● **Work order**
Whenever a line in this data holds the word "content", report that line in full.

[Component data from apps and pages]
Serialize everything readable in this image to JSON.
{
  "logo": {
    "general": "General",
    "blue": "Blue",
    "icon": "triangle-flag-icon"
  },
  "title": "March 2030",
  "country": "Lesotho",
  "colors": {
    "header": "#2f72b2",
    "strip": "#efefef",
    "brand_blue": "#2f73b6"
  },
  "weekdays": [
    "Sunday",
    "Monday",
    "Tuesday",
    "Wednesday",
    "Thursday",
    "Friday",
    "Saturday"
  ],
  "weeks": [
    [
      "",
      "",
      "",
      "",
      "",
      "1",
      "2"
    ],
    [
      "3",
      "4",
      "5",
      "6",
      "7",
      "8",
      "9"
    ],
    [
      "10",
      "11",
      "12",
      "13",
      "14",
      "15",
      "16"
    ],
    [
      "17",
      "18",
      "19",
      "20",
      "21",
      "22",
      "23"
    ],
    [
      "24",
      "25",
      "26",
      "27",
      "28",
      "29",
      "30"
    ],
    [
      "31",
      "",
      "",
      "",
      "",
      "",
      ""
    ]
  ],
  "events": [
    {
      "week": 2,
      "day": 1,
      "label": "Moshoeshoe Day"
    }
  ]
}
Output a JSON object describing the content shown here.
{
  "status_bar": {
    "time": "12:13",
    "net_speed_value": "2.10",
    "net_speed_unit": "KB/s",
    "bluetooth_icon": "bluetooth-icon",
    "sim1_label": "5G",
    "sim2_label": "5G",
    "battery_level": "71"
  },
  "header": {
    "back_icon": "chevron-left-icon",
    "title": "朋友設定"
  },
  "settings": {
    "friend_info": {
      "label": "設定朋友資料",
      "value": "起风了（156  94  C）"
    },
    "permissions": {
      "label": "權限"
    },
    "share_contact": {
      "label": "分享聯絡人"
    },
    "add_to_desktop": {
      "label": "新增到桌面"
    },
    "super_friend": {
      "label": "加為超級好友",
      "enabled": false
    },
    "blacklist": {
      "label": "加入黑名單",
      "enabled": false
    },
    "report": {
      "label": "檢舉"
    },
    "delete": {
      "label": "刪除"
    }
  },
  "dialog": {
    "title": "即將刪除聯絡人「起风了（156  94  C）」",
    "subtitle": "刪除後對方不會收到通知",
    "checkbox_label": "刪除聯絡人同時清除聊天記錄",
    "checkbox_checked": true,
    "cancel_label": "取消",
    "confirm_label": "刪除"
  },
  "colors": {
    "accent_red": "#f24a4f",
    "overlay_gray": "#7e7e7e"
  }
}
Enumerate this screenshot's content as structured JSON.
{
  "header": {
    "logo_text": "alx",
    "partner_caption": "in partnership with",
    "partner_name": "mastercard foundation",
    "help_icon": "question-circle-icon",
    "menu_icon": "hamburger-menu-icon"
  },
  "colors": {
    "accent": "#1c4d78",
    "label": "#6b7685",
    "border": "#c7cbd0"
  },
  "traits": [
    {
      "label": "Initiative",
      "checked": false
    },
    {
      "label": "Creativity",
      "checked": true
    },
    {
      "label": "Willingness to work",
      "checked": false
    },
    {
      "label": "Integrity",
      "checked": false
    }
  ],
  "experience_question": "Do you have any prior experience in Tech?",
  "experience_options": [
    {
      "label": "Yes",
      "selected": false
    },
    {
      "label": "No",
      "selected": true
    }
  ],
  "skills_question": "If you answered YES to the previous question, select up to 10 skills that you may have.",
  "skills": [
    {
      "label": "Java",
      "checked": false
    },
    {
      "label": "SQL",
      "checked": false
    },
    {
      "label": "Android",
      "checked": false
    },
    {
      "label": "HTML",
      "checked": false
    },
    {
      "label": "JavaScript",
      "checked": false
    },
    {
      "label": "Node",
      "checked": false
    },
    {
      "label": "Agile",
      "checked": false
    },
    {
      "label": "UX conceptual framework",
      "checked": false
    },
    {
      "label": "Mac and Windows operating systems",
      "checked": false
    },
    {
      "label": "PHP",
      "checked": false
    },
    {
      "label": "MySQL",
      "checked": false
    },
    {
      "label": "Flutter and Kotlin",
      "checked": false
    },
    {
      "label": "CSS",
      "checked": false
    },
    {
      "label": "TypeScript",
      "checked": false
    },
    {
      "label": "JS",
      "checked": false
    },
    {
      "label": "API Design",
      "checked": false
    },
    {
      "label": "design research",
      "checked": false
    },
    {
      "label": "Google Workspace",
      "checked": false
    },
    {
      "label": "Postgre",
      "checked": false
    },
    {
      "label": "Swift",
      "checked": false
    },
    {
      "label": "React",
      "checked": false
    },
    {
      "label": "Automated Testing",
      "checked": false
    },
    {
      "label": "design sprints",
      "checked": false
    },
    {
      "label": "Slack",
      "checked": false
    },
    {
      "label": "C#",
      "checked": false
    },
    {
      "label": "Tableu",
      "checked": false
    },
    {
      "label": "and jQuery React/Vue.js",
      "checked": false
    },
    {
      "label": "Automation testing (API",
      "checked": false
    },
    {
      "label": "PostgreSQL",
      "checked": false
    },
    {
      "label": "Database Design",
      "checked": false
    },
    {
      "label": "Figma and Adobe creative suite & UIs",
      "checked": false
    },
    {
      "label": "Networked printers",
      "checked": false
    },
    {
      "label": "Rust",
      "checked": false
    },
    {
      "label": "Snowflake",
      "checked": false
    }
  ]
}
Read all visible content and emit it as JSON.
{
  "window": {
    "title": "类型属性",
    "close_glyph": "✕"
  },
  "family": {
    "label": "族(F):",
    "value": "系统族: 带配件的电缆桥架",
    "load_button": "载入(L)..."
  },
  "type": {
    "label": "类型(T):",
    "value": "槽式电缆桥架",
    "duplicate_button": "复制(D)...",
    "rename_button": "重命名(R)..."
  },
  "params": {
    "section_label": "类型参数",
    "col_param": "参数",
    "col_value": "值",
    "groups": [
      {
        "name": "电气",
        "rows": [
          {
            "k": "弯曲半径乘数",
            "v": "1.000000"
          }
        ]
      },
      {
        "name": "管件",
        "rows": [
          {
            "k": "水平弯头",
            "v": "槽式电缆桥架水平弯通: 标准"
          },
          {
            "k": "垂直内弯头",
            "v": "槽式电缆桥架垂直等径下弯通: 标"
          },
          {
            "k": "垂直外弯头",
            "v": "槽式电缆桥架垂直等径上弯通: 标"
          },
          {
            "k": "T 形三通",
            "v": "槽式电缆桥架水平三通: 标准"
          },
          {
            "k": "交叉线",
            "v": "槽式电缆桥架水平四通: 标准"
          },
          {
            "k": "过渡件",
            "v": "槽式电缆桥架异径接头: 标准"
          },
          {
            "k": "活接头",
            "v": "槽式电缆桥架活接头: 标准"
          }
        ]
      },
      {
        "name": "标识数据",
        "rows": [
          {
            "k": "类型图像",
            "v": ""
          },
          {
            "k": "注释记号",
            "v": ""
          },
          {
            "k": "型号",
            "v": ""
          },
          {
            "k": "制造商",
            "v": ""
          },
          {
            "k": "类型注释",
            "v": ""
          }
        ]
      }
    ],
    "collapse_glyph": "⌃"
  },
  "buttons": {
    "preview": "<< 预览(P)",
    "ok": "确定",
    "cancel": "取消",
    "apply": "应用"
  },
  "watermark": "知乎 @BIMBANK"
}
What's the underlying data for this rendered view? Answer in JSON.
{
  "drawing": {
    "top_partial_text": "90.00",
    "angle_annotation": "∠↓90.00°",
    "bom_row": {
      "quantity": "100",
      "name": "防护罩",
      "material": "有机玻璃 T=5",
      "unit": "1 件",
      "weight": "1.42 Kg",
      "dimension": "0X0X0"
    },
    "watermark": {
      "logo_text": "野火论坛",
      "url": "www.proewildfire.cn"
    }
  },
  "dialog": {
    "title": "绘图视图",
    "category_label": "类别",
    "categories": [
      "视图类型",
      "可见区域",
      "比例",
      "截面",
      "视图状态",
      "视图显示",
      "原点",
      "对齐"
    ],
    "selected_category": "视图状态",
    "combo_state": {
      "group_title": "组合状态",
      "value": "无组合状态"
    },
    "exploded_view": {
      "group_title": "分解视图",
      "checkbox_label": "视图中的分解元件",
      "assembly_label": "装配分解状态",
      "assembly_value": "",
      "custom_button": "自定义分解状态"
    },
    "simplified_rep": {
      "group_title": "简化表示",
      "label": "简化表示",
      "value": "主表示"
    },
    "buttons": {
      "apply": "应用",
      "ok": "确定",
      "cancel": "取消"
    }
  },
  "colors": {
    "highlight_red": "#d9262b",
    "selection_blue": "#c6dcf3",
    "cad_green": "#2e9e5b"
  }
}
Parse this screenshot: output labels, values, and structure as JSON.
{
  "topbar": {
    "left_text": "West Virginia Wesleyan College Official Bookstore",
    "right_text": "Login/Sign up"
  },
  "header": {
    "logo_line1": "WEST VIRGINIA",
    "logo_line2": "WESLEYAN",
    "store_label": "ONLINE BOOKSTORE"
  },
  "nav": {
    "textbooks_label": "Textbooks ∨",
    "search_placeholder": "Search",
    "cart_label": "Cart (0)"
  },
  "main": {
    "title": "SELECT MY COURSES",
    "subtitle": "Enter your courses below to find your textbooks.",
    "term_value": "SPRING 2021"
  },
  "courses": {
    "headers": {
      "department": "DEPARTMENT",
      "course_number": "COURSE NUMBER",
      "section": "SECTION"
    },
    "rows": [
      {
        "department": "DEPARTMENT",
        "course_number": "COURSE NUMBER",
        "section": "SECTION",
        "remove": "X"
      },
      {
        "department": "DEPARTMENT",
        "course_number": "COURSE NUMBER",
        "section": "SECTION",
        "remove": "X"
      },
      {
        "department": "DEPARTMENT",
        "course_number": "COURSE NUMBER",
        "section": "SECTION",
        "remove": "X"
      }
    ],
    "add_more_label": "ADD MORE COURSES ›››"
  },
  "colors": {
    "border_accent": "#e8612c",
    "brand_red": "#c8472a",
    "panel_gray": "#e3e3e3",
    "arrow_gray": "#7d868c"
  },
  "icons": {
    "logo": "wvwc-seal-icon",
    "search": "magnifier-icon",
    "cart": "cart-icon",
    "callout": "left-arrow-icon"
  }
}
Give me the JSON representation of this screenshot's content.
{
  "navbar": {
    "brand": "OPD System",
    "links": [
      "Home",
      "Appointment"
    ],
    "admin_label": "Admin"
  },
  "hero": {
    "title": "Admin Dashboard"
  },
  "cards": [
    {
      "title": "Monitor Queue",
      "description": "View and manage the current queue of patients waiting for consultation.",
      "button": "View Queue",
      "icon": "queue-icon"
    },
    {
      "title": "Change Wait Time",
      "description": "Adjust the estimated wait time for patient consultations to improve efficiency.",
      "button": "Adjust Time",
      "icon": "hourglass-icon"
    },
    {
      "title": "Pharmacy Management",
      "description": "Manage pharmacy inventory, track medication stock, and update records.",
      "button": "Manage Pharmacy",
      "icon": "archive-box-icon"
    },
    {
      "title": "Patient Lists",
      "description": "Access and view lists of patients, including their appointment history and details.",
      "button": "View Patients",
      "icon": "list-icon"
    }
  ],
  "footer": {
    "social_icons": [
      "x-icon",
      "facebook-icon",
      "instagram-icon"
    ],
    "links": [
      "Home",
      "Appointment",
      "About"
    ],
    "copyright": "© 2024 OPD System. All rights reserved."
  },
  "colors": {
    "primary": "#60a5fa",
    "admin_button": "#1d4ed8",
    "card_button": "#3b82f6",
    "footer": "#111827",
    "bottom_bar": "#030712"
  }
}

● **Finished task**
Output a JSON object describing the content shown here.
Enumerate this screenshot's content as structured JSON.
Read all visible content and emit it as JSON.
Give me the JSON representation of this screenshot's content.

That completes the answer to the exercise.